Exercise requirements » Write each line below back out exactly, omitting its pictures.

Element data from apps and pages »
========

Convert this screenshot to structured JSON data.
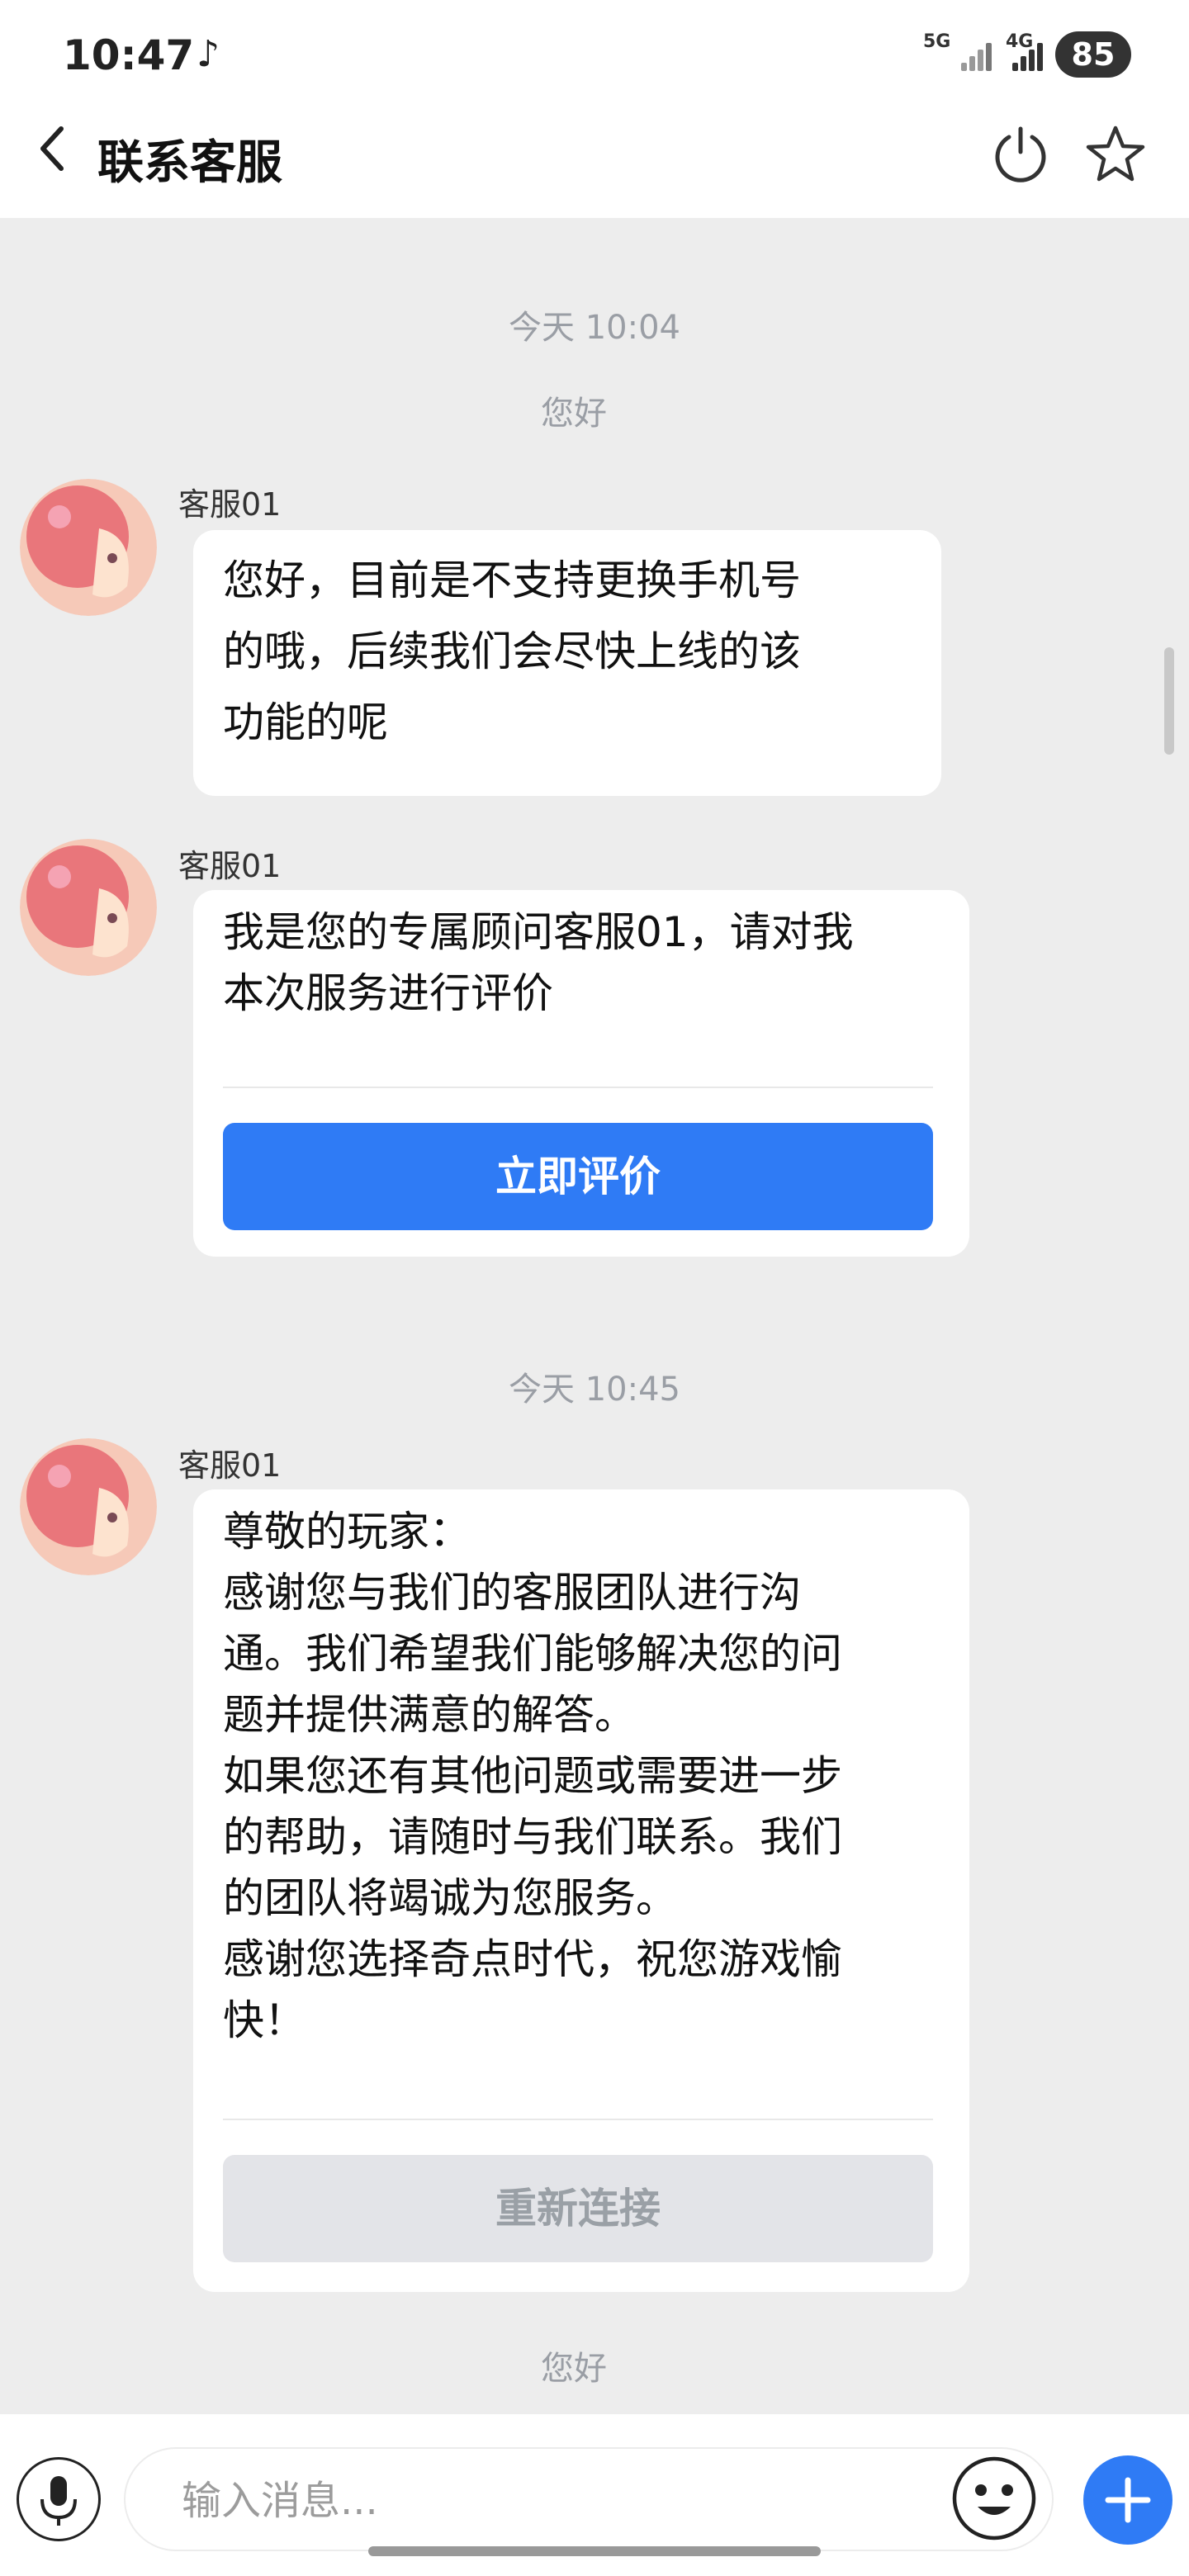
{
  "status_bar": {
    "time": "10:47",
    "network_1": "5G",
    "network_2": "4G",
    "battery": "85"
  },
  "header": {
    "title": "联系客服"
  },
  "chat": {
    "time_1": "今天 10:04",
    "sys_1": "您好",
    "msg_1": {
      "sender": "客服01",
      "text": "您好，目前是不支持更换手机号\n的哦，后续我们会尽快上线的该\n功能的呢"
    },
    "msg_2": {
      "sender": "客服01",
      "text": "我是您的专属顾问客服01，请对我\n本次服务进行评价",
      "button": "立即评价"
    },
    "time_2": "今天 10:45",
    "msg_3": {
      "sender": "客服01",
      "text": "尊敬的玩家：\n感谢您与我们的客服团队进行沟\n通。我们希望我们能够解决您的问\n题并提供满意的解答。\n如果您还有其他问题或需要进一步\n的帮助，请随时与我们联系。我们\n的团队将竭诚为您服务。\n感谢您选择奇点时代，祝您游戏愉\n快！",
      "button": "重新连接"
    },
    "sys_2": "您好"
  },
  "input": {
    "placeholder": "输入消息..."
  },
  "icons": {
    "tiktok": "tiktok-icon",
    "back": "chevron-left-icon",
    "power": "power-icon",
    "star": "star-icon",
    "mic": "microphone-icon",
    "emoji": "emoji-icon",
    "plus": "plus-icon"
  },
  "colors": {
    "accent": "#2f7bf5",
    "background": "#ededed",
    "bubble": "#ffffff"
  }
}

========

Completed task »
Convert this screenshot to structured JSON data.
{
  "status_bar": {
    "time": "10:47",
    "network_1": "5G",
    "network_2": "4G",
    "battery": "85"
  },
  "header": {
    "title": "联系客服"
  },
  "chat": {
    "time_1": "今天 10:04",
    "sys_1": "您好",
    "msg_1": {
      "sender": "客服01",
      "text": "您好，目前是不支持更换手机号\n的哦，后续我们会尽快上线的该\n功能的呢"
    },
    "msg_2": {
      "sender": "客服01",
      "text": "我是您的专属顾问客服01，请对我\n本次服务进行评价",
      "button": "立即评价"
    },
    "time_2": "今天 10:45",
    "msg_3": {
      "sender": "客服01",
      "text": "尊敬的玩家：\n感谢您与我们的客服团队进行沟\n通。我们希望我们能够解决您的问\n题并提供满意的解答。\n如果您还有其他问题或需要进一步\n的帮助，请随时与我们联系。我们\n的团队将竭诚为您服务。\n感谢您选择奇点时代，祝您游戏愉\n快！",
      "button": "重新连接"
    },
    "sys_2": "您好"
  },
  "input": {
    "placeholder": "输入消息..."
  },
  "icons": {
    "tiktok": "tiktok-icon",
    "back": "chevron-left-icon",
    "power": "power-icon",
    "star": "star-icon",
    "mic": "microphone-icon",
    "emoji": "emoji-icon",
    "plus": "plus-icon"
  },
  "colors": {
    "accent": "#2f7bf5",
    "background": "#ededed",
    "bubble": "#ffffff"
  }
}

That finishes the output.